### Directions for this task
Print each line below verbatim, skipping every picture.

[Supplied data — start]

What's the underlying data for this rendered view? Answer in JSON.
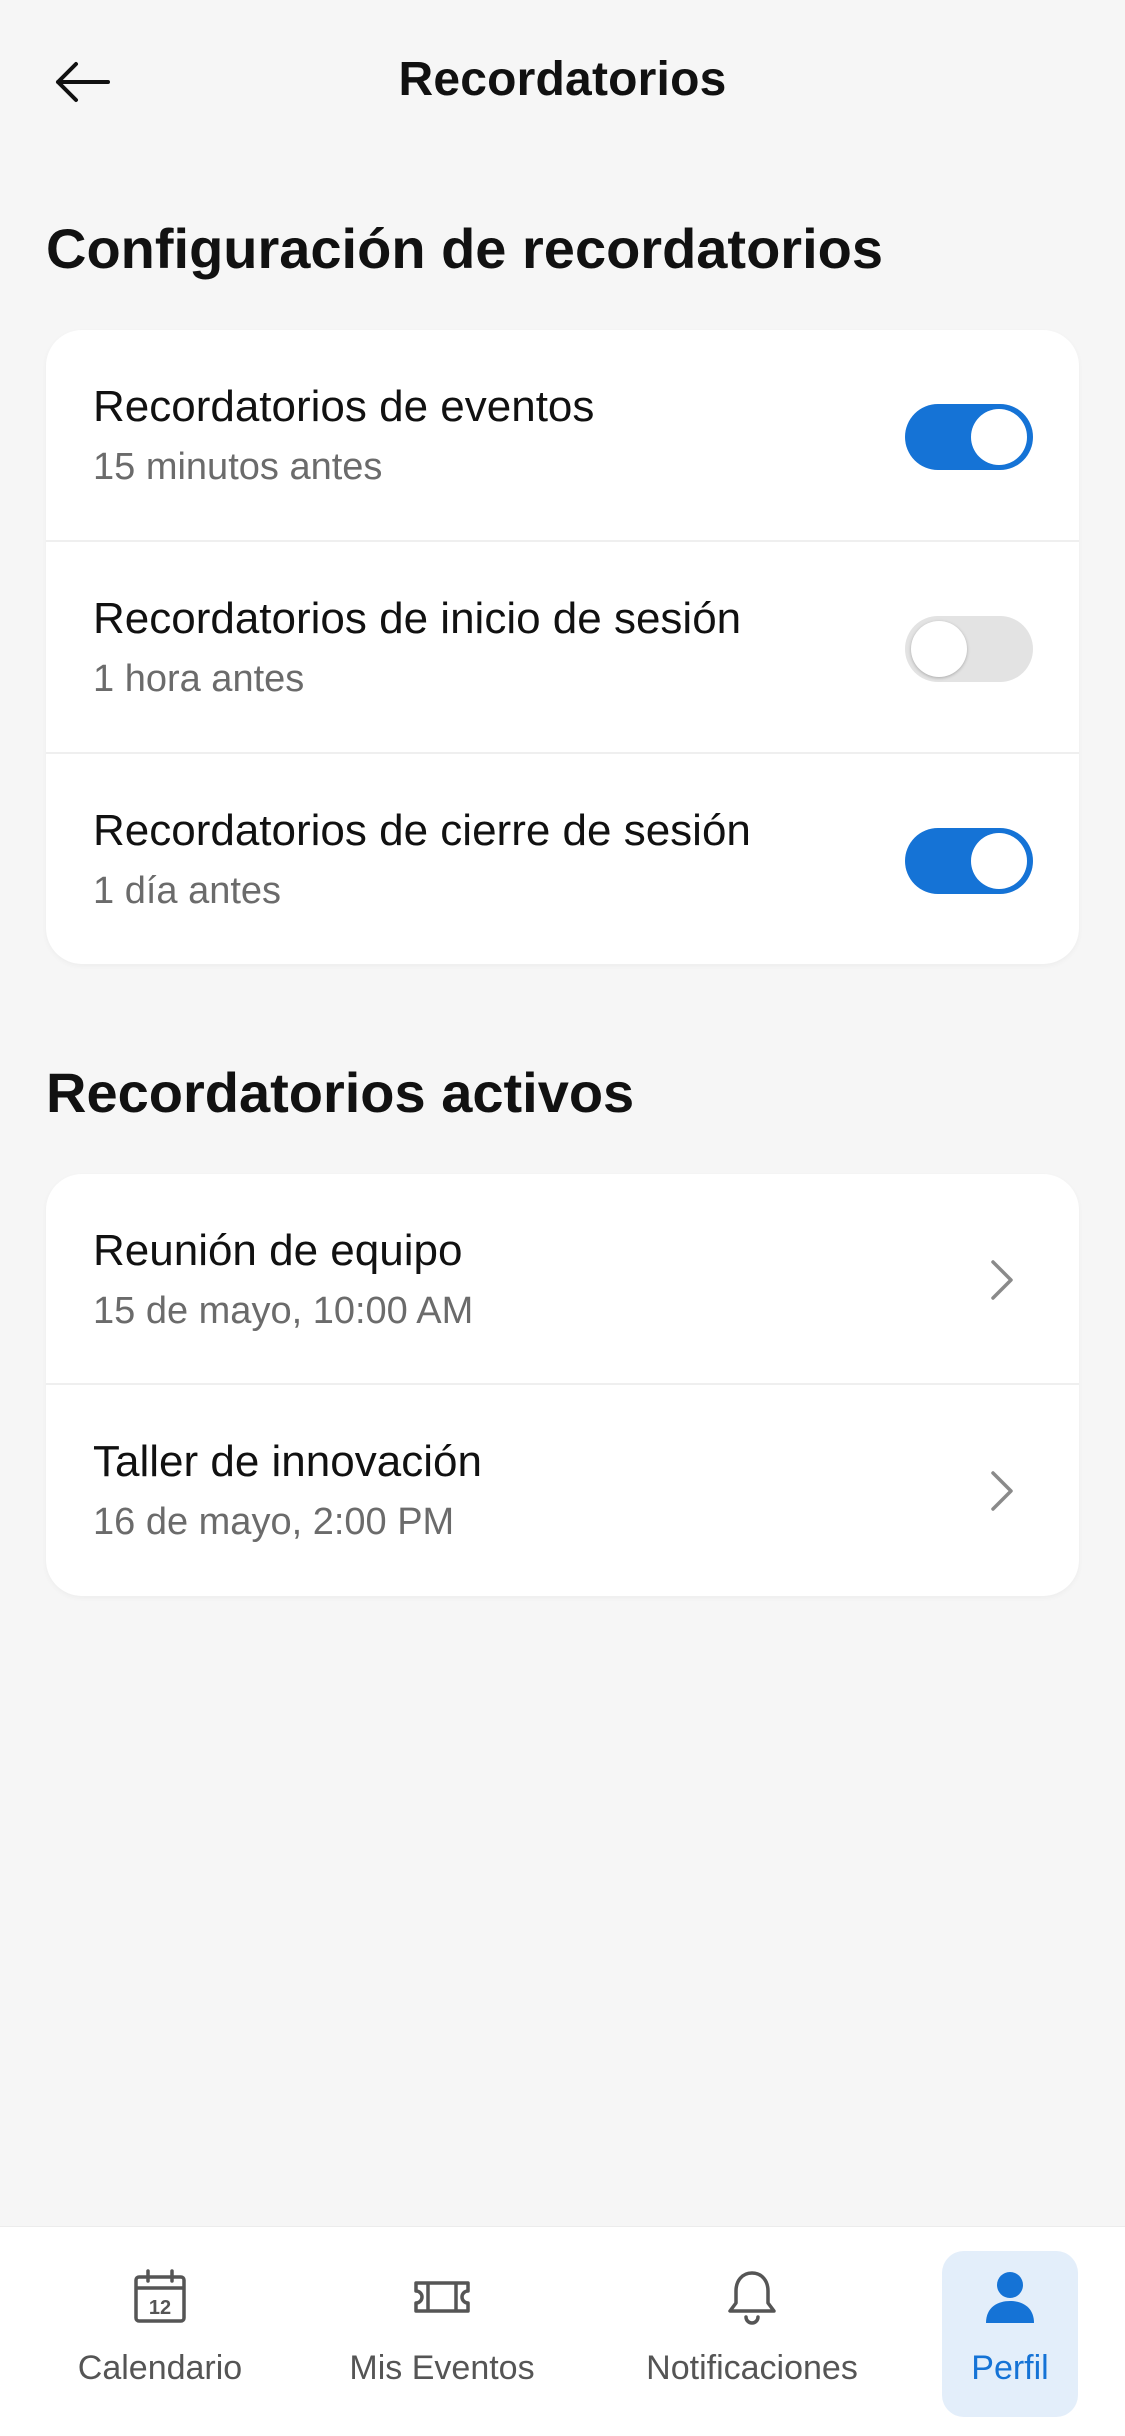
{
  "header": {
    "title": "Recordatorios"
  },
  "settings_section": {
    "title": "Configuración de recordatorios",
    "items": [
      {
        "title": "Recordatorios de eventos",
        "subtitle": "15 minutos antes",
        "enabled": true
      },
      {
        "title": "Recordatorios de inicio de sesión",
        "subtitle": "1 hora antes",
        "enabled": false
      },
      {
        "title": "Recordatorios de cierre de sesión",
        "subtitle": "1 día antes",
        "enabled": true
      }
    ]
  },
  "active_section": {
    "title": "Recordatorios activos",
    "items": [
      {
        "title": "Reunión de equipo",
        "subtitle": "15 de mayo, 10:00 AM"
      },
      {
        "title": "Taller de innovación",
        "subtitle": "16 de mayo, 2:00 PM"
      }
    ]
  },
  "bottom_nav": {
    "items": [
      {
        "label": "Calendario",
        "icon": "calendar-icon",
        "calendar_day": "12",
        "active": false
      },
      {
        "label": "Mis Eventos",
        "icon": "ticket-icon",
        "active": false
      },
      {
        "label": "Notificaciones",
        "icon": "bell-icon",
        "active": false
      },
      {
        "label": "Perfil",
        "icon": "person-icon",
        "active": true
      }
    ]
  },
  "colors": {
    "accent": "#1573d6",
    "toggle_off": "#e3e3e3",
    "background": "#f6f6f6",
    "active_tab_bg": "#e3eefa"
  }
}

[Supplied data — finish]

### Response area
What's the underlying data for this rendered view? Answer in JSON.
{
  "header": {
    "title": "Recordatorios"
  },
  "settings_section": {
    "title": "Configuración de recordatorios",
    "items": [
      {
        "title": "Recordatorios de eventos",
        "subtitle": "15 minutos antes",
        "enabled": true
      },
      {
        "title": "Recordatorios de inicio de sesión",
        "subtitle": "1 hora antes",
        "enabled": false
      },
      {
        "title": "Recordatorios de cierre de sesión",
        "subtitle": "1 día antes",
        "enabled": true
      }
    ]
  },
  "active_section": {
    "title": "Recordatorios activos",
    "items": [
      {
        "title": "Reunión de equipo",
        "subtitle": "15 de mayo, 10:00 AM"
      },
      {
        "title": "Taller de innovación",
        "subtitle": "16 de mayo, 2:00 PM"
      }
    ]
  },
  "bottom_nav": {
    "items": [
      {
        "label": "Calendario",
        "icon": "calendar-icon",
        "calendar_day": "12",
        "active": false
      },
      {
        "label": "Mis Eventos",
        "icon": "ticket-icon",
        "active": false
      },
      {
        "label": "Notificaciones",
        "icon": "bell-icon",
        "active": false
      },
      {
        "label": "Perfil",
        "icon": "person-icon",
        "active": true
      }
    ]
  },
  "colors": {
    "accent": "#1573d6",
    "toggle_off": "#e3e3e3",
    "background": "#f6f6f6",
    "active_tab_bg": "#e3eefa"
  }
}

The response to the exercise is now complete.